Whenever the string "background" turns up in a line below, that line should be copied.

### Source material

....

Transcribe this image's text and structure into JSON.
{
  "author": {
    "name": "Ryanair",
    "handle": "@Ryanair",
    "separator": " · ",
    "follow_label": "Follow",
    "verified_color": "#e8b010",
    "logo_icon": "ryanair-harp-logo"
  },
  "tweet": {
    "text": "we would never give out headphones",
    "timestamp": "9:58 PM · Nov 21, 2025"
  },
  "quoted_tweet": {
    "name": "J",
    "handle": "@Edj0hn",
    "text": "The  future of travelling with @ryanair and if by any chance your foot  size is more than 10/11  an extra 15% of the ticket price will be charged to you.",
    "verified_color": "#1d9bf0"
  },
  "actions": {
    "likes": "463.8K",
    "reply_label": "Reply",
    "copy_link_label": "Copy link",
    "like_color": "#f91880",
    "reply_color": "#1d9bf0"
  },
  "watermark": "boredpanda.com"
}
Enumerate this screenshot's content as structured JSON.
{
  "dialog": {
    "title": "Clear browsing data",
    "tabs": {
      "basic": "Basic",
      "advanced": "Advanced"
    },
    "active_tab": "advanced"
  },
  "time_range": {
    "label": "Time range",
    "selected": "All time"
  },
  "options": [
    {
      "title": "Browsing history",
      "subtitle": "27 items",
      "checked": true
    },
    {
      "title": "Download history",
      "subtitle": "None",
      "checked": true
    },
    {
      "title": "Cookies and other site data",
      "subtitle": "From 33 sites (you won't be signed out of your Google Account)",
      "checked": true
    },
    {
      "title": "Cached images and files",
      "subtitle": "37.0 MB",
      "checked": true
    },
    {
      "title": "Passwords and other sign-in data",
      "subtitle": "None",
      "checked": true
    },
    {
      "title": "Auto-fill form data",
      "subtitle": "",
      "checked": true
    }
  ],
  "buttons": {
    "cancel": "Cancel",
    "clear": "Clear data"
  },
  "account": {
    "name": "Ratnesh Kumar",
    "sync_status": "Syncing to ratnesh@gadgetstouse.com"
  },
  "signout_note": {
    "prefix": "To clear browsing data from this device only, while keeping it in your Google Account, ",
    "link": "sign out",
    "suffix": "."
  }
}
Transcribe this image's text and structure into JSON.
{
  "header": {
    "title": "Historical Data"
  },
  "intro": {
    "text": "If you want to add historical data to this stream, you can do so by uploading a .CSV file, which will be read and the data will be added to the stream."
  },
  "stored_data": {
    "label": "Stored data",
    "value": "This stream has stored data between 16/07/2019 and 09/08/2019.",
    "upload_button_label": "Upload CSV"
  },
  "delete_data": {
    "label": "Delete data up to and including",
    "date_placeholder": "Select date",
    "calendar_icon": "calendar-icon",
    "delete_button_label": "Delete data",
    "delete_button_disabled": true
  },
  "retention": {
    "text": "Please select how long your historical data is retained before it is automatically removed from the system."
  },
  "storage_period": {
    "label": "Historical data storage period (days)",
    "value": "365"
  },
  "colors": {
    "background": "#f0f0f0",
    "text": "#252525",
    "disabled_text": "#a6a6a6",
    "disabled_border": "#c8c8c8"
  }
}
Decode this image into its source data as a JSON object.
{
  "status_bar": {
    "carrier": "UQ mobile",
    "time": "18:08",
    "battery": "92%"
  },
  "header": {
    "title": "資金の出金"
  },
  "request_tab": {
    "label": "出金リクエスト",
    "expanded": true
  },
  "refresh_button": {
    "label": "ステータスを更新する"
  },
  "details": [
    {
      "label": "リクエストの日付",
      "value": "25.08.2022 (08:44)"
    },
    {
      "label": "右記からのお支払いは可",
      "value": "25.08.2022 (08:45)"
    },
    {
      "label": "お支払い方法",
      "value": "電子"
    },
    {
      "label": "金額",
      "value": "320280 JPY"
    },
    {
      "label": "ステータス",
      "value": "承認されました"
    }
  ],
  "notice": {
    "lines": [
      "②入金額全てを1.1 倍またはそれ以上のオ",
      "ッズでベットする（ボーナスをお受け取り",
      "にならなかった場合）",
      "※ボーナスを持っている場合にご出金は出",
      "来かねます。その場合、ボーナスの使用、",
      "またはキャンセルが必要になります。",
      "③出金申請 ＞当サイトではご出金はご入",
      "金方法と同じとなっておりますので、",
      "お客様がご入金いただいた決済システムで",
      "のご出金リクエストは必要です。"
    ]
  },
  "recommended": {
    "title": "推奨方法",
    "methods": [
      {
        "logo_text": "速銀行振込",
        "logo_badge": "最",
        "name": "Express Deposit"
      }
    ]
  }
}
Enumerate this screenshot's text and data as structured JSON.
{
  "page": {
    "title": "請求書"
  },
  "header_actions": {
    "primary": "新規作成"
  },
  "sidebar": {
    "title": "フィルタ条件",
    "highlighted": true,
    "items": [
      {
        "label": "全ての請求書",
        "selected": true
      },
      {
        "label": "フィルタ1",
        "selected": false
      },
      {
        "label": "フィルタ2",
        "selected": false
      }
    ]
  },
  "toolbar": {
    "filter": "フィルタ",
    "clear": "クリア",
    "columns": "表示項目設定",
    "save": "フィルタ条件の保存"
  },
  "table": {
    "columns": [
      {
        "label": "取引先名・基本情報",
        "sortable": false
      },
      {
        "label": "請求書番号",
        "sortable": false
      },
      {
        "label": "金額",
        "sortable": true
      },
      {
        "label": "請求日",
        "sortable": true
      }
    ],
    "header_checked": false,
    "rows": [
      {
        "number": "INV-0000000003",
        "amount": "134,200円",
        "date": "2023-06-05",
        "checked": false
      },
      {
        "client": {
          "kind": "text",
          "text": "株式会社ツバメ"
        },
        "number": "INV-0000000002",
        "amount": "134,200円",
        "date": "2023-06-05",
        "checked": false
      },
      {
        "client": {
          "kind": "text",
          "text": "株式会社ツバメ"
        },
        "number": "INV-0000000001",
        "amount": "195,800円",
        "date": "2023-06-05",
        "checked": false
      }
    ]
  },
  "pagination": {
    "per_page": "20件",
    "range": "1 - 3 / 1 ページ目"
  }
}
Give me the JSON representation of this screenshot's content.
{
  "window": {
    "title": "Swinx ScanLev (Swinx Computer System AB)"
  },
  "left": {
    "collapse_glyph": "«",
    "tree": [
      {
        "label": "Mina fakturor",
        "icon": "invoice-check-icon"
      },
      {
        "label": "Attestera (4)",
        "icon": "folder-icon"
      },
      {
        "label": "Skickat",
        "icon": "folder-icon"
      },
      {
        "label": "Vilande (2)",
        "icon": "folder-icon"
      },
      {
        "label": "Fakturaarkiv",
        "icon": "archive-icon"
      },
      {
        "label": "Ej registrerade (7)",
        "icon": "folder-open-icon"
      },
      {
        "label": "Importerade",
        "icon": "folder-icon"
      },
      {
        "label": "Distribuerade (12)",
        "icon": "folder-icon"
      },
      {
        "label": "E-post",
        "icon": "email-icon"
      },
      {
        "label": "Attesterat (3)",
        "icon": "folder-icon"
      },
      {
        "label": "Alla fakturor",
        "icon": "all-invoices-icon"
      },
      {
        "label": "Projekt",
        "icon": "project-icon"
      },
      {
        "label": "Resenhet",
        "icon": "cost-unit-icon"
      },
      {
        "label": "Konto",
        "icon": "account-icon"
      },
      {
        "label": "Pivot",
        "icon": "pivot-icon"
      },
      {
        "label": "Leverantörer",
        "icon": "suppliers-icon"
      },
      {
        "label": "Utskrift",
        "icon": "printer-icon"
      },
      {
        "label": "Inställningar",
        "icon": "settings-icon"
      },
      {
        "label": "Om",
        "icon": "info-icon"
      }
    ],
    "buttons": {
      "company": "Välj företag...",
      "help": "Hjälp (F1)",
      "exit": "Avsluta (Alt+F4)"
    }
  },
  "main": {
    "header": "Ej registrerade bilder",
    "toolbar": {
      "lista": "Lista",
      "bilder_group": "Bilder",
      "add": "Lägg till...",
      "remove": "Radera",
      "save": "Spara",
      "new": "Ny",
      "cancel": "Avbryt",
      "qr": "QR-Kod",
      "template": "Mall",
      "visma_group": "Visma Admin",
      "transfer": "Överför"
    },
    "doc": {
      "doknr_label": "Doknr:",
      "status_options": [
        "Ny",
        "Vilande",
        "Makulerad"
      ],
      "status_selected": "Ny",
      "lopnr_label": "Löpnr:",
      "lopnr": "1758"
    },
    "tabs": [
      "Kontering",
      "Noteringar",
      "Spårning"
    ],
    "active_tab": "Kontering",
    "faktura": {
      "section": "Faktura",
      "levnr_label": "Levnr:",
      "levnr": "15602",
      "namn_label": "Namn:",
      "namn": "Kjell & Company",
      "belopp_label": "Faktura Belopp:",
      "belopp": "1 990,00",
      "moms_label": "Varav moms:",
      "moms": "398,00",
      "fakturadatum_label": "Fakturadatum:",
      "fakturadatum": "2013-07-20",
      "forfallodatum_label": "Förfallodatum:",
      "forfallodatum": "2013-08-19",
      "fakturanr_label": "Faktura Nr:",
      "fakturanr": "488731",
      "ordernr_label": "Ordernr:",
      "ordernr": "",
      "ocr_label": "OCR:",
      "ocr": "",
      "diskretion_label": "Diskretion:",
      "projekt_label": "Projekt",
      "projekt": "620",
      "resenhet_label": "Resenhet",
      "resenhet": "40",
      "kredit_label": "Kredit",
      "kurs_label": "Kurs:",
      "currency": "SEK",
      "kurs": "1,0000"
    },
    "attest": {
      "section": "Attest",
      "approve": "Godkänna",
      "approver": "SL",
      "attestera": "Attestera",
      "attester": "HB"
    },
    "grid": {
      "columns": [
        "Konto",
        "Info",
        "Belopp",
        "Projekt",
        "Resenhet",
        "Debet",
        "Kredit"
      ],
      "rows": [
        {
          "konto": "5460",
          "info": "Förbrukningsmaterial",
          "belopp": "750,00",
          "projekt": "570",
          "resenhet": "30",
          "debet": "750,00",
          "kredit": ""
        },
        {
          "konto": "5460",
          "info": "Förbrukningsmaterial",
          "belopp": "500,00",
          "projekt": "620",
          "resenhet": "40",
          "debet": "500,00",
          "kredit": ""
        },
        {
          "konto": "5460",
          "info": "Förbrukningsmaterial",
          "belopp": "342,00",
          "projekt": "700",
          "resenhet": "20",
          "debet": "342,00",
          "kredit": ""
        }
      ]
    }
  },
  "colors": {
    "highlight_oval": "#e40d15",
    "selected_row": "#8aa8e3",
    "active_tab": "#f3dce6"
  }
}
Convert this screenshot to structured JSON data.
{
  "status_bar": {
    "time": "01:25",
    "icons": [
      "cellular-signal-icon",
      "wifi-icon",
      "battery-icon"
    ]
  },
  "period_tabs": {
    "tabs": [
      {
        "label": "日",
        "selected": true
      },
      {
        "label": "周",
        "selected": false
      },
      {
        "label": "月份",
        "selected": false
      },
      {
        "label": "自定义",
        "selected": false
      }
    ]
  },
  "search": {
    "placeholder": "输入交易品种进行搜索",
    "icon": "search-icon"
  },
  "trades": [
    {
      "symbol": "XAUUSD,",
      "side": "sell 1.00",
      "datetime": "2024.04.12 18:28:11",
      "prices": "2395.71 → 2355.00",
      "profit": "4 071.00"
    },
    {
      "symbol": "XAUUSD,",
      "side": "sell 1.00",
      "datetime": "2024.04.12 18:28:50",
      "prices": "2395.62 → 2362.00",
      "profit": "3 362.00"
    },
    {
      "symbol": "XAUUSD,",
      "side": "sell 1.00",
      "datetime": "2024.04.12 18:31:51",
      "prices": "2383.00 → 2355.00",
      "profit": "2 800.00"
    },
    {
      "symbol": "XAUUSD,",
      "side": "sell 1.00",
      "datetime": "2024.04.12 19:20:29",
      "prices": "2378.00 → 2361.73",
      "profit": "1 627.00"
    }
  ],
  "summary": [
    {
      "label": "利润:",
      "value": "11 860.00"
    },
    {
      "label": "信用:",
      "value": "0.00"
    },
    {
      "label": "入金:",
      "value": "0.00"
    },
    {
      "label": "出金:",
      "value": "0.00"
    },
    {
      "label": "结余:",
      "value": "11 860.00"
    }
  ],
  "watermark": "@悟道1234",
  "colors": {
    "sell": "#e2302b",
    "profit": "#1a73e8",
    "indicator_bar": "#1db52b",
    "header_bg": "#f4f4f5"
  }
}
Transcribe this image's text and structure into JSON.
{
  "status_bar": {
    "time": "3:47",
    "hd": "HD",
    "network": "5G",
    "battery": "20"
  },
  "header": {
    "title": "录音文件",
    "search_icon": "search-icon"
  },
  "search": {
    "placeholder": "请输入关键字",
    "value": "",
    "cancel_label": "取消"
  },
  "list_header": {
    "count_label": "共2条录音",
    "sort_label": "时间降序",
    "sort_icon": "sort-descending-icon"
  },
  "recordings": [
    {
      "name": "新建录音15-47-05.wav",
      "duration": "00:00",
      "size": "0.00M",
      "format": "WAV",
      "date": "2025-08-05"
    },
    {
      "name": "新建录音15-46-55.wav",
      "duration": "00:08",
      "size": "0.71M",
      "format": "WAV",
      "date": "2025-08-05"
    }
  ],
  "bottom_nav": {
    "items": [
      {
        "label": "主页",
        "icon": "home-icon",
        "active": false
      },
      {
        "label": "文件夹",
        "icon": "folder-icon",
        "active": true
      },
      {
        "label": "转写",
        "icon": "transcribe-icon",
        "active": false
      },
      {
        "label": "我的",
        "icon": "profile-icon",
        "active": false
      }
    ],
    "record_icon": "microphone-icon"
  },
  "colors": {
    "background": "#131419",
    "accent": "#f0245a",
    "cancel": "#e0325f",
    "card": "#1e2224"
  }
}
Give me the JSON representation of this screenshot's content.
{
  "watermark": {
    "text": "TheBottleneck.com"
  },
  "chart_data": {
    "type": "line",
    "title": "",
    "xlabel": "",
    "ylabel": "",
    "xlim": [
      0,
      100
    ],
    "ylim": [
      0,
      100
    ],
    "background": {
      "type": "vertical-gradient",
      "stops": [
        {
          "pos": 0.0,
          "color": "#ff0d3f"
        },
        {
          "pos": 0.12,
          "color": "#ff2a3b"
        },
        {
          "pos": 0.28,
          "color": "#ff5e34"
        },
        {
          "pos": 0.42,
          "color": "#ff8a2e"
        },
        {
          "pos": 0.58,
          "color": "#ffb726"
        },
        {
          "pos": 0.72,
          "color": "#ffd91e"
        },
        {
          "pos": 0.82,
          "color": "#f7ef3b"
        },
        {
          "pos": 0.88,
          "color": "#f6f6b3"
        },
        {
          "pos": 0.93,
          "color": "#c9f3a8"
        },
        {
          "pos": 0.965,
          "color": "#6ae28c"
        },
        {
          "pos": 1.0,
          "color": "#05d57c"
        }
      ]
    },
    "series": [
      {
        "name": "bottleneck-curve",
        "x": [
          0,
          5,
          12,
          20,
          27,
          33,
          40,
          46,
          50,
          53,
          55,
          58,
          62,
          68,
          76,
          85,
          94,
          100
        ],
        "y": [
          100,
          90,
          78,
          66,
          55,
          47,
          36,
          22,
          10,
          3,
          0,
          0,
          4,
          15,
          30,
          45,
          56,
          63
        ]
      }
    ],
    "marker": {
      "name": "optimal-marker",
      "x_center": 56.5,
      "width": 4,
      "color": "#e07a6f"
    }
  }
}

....

### Exercise answer
    "background": "#f0f0f0",
    "background": "#131419",
    "background": {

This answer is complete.